Now that you have gone through my list, honestly, is there a problem that you have that can’t be solved by one of these resources? Seriously? Hmmmm, think about it. These techniques, procedures, and resources allow you and your students the opportunity to ORGANIZE and CREATE. Those are two of the most critical things that we have to address regularly. If we, students and teacher, aren’t organized, NOTHING works right. If we, student and teacher, can’t create, learning is just a chore and not a joy.
Quick recap of these 8 tools
- Google Drive – Teachers and students create and organize notes and slides
- Edublogs – Teachers create blog posts as an online classroom and students can blog and publish their creations
- Classflow – Teachers create assessments, organize data and allow student creative responses.
- Remind – Teachers organize classroom notifications
- Policies / Routines / Procedures – Teachers organize classroom movement and students will flourish with the consistency.
- Interactive videos or Images – Teachers create engaging images and videos for learning activities and students create visual text responses.
- Checklists / Participation sheets – Students organize their classwork
- Badges / Leader Board – Teacher rewards academic excellence and students blossom under the attention
Because I live in Louisiana, I can’t give you a list without giving you lagniappe. Lagniappe is an extra gift.
Soooo, here is tip #9 Your cellphone
Your cellphone can be a connection to… everything. It’s not just for selfies, talking to friends and texting family members. I have my apps organized into folders so that they are easy to navigate. If I forget to post to my assignment blog, I have the ability to pull up the app in my
If I forget to post to my assignment blog, I have the ability to pull up the app in my Work Station folder and post as I walk towards my room. But before I post it, I grab a bitmoji image or create a word swag picture from my Pics folder to insert into the blog. When my scholars do something awesome, I open up my Social Me folder and post a picture on Instagram. A coworker needs access to something I have in Google Drive, my app in the Work Station folder lets me quickly send out a link.
I grabbed some pictures and quickly made this video about what we were doing in class. Yes, I know that the template isn’t the best for the subject matter *(although I do love my kids, of course) It was me experimenting with a new app in my pic folder. If you want to see kids get on task, start to make a movie about their work. My phone allows me to work without having a laptop or desktop. I can edit Google slides, grade papers, post to my blog, create cute photomovies, share files, etc.

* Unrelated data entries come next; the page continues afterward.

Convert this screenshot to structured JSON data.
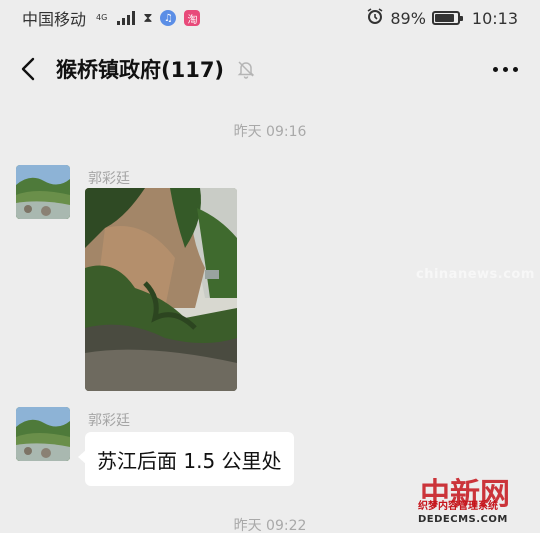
{
  "status_bar": {
    "carrier": "中国移动",
    "network_tag": "4G",
    "battery_percent": "89%",
    "battery_level": 0.89,
    "time": "10:13",
    "icons": [
      "signal-icon",
      "hourglass-icon",
      "music-app-icon",
      "taobao-app-icon",
      "alarm-icon",
      "battery-icon"
    ]
  },
  "header": {
    "title": "猴桥镇政府(117)",
    "icons": [
      "back-arrow-icon",
      "mute-bell-icon",
      "more-dots-icon"
    ]
  },
  "chat": {
    "timestamp_1": "昨天 09:16",
    "timestamp_2": "昨天 09:22",
    "messages": [
      {
        "sender": "郭彩廷",
        "type": "image",
        "image_desc": "landslide"
      },
      {
        "sender": "郭彩廷",
        "type": "text",
        "text": "苏江后面 1.5 公里处"
      }
    ]
  },
  "watermarks": {
    "chinanews_text": "chinanews.com",
    "logo_text": "中新网",
    "dede_line1": "织梦内容管理系统",
    "dede_line2": "DEDECMS.COM"
  },
  "colors": {
    "background": "#ededed",
    "bubble": "#ffffff",
    "timestamp": "#a9a9a9",
    "sender": "#a5a5a5",
    "watermark_red": "#c6141b"
  }
}
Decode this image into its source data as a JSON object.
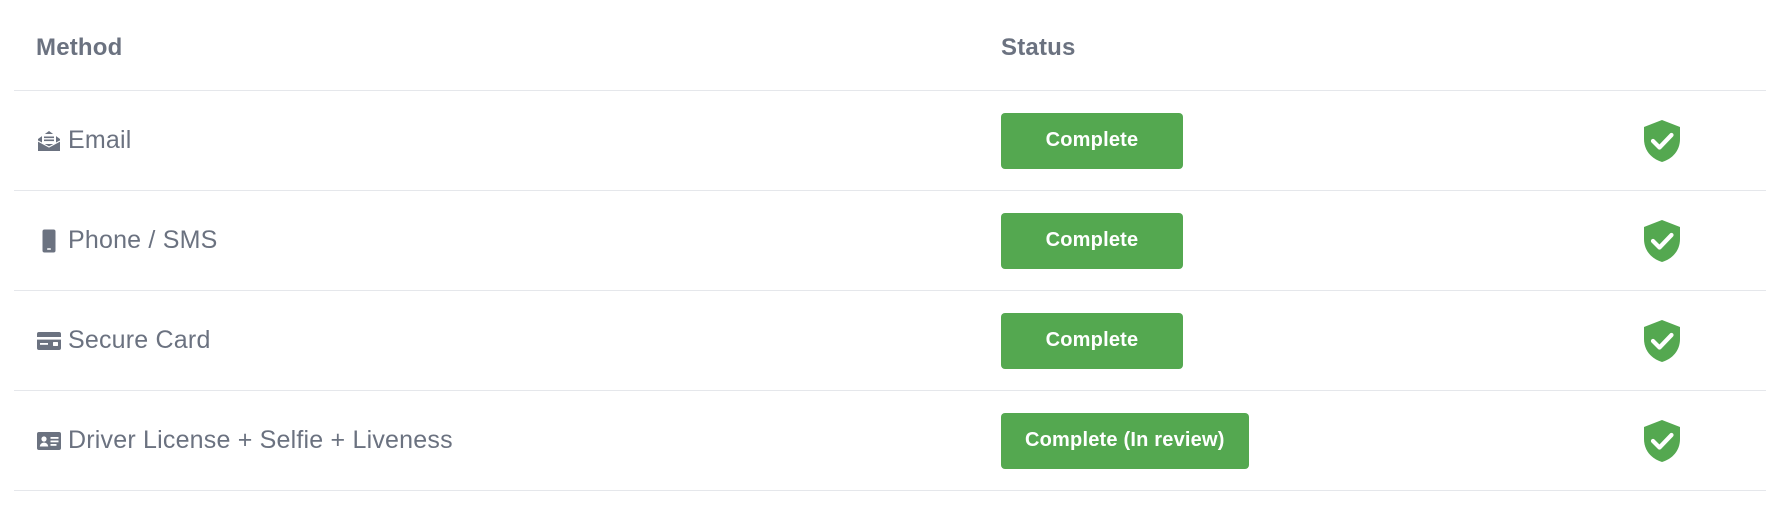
{
  "table": {
    "headers": {
      "method": "Method",
      "status": "Status"
    },
    "rows": [
      {
        "icon": "envelope-open-icon",
        "method": "Email",
        "status": "Complete",
        "verified_icon": "shield-check-icon"
      },
      {
        "icon": "mobile-phone-icon",
        "method": "Phone / SMS",
        "status": "Complete",
        "verified_icon": "shield-check-icon"
      },
      {
        "icon": "credit-card-icon",
        "method": "Secure Card",
        "status": "Complete",
        "verified_icon": "shield-check-icon"
      },
      {
        "icon": "id-card-icon",
        "method": "Driver License + Selfie + Liveness",
        "status": "Complete (In review)",
        "verified_icon": "shield-check-icon"
      }
    ]
  },
  "colors": {
    "status_green": "#54a850",
    "text_gray": "#6b7280",
    "divider": "#e5e7eb"
  }
}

If you have not fully embraced the power of your phone, try it. It might become a great resource for you and your class.
I ask again, is there a problem that these resources can’t handle?
Let me know.